WHAT THE EXERCISE ASKS: Copy all of the data that follows without altering a word.

━━━━━━━━

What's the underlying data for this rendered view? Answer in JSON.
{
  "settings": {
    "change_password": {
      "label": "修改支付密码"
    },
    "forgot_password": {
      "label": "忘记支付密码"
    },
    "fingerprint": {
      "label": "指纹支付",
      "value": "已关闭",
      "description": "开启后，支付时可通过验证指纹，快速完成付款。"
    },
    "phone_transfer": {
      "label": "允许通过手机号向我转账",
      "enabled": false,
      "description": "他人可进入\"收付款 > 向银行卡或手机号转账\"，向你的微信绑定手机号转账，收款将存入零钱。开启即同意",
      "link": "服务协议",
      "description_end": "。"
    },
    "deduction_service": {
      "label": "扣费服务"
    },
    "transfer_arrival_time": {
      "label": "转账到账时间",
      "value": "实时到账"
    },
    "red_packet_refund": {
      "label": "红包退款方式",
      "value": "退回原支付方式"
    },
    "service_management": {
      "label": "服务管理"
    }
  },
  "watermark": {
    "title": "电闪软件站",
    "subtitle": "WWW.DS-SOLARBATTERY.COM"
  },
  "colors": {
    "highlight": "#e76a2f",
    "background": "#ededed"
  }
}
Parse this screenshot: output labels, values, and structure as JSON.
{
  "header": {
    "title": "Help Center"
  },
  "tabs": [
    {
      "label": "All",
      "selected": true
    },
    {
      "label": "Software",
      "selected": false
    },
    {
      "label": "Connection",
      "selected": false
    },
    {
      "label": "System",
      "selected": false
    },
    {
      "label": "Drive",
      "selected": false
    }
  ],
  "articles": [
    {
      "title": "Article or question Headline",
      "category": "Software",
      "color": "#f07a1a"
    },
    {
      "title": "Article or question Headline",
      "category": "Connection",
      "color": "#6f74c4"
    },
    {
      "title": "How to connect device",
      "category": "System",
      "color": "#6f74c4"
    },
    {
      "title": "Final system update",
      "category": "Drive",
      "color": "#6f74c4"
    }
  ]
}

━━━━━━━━

ANSWER TO THIS PROBLEM:
What's the underlying data for this rendered view? Answer in JSON.
{
  "settings": {
    "change_password": {
      "label": "修改支付密码"
    },
    "forgot_password": {
      "label": "忘记支付密码"
    },
    "fingerprint": {
      "label": "指纹支付",
      "value": "已关闭",
      "description": "开启后，支付时可通过验证指纹，快速完成付款。"
    },
    "phone_transfer": {
      "label": "允许通过手机号向我转账",
      "enabled": false,
      "description": "他人可进入\"收付款 > 向银行卡或手机号转账\"，向你的微信绑定手机号转账，收款将存入零钱。开启即同意",
      "link": "服务协议",
      "description_end": "。"
    },
    "deduction_service": {
      "label": "扣费服务"
    },
    "transfer_arrival_time": {
      "label": "转账到账时间",
      "value": "实时到账"
    },
    "red_packet_refund": {
      "label": "红包退款方式",
      "value": "退回原支付方式"
    },
    "service_management": {
      "label": "服务管理"
    }
  },
  "watermark": {
    "title": "电闪软件站",
    "subtitle": "WWW.DS-SOLARBATTERY.COM"
  },
  "colors": {
    "highlight": "#e76a2f",
    "background": "#ededed"
  }
}
Parse this screenshot: output labels, values, and structure as JSON.
{
  "header": {
    "title": "Help Center"
  },
  "tabs": [
    {
      "label": "All",
      "selected": true
    },
    {
      "label": "Software",
      "selected": false
    },
    {
      "label": "Connection",
      "selected": false
    },
    {
      "label": "System",
      "selected": false
    },
    {
      "label": "Drive",
      "selected": false
    }
  ],
  "articles": [
    {
      "title": "Article or question Headline",
      "category": "Software",
      "color": "#f07a1a"
    },
    {
      "title": "Article or question Headline",
      "category": "Connection",
      "color": "#6f74c4"
    },
    {
      "title": "How to connect device",
      "category": "System",
      "color": "#6f74c4"
    },
    {
      "title": "Final system update",
      "category": "Drive",
      "color": "#6f74c4"
    }
  ]
}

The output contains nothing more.